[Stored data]

---------------

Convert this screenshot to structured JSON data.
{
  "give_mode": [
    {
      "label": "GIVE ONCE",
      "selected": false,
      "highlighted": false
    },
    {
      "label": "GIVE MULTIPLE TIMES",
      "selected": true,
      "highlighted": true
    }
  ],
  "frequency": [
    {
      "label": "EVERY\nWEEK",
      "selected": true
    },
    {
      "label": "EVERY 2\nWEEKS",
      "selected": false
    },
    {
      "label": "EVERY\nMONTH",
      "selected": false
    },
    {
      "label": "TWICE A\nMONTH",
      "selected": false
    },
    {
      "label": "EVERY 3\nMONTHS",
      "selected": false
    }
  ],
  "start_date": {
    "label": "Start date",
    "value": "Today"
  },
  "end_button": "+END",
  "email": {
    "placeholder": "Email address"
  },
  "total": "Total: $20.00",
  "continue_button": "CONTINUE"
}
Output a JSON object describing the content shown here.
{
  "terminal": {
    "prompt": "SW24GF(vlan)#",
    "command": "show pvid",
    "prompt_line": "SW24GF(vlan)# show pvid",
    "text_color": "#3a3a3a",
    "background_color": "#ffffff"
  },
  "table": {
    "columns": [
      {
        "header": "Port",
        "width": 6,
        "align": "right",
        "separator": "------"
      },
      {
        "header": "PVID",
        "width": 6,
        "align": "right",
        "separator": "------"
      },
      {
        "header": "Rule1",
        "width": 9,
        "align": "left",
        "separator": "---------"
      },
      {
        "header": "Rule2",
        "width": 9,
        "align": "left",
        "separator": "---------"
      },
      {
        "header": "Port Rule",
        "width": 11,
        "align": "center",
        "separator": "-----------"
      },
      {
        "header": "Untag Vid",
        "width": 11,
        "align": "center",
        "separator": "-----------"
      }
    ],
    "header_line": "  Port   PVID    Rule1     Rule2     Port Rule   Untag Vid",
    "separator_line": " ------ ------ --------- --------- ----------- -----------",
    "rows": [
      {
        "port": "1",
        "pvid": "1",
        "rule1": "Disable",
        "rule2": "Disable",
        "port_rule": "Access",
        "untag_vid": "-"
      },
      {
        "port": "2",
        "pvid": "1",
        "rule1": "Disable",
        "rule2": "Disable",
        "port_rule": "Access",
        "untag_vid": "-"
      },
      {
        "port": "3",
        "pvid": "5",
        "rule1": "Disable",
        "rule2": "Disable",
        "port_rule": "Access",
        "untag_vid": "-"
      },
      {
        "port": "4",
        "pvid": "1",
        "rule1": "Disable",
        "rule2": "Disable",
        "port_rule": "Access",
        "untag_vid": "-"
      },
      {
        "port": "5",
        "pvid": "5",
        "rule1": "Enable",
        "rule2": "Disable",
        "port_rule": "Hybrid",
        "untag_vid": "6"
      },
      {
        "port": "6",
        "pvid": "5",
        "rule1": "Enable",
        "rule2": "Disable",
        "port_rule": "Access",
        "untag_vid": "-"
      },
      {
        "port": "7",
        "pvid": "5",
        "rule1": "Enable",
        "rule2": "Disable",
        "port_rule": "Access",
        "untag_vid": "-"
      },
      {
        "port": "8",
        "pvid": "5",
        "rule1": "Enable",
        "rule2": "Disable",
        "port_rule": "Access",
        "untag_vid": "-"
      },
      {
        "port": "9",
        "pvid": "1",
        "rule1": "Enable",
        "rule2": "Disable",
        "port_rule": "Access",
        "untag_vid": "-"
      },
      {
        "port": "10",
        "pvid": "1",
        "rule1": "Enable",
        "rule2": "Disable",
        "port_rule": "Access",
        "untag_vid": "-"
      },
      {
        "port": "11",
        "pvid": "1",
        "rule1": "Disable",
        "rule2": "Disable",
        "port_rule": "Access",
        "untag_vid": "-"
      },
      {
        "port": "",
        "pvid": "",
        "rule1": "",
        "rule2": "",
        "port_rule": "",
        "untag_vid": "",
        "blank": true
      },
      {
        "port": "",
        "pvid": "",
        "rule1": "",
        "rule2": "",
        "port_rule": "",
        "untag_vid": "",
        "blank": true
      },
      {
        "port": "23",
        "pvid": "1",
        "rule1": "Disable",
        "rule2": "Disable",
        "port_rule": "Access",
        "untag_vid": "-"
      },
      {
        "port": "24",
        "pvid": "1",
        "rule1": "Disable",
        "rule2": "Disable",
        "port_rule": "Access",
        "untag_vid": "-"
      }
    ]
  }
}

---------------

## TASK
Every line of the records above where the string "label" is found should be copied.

## EXERCISE OUTPUT
      "label": "GIVE ONCE",
      "label": "GIVE MULTIPLE TIMES",
      "label": "EVERY\nWEEK",
      "label": "EVERY 2\nWEEKS",
      "label": "EVERY\nMONTH",
      "label": "TWICE A\nMONTH",
      "label": "EVERY 3\nMONTHS",
    "label": "Start date",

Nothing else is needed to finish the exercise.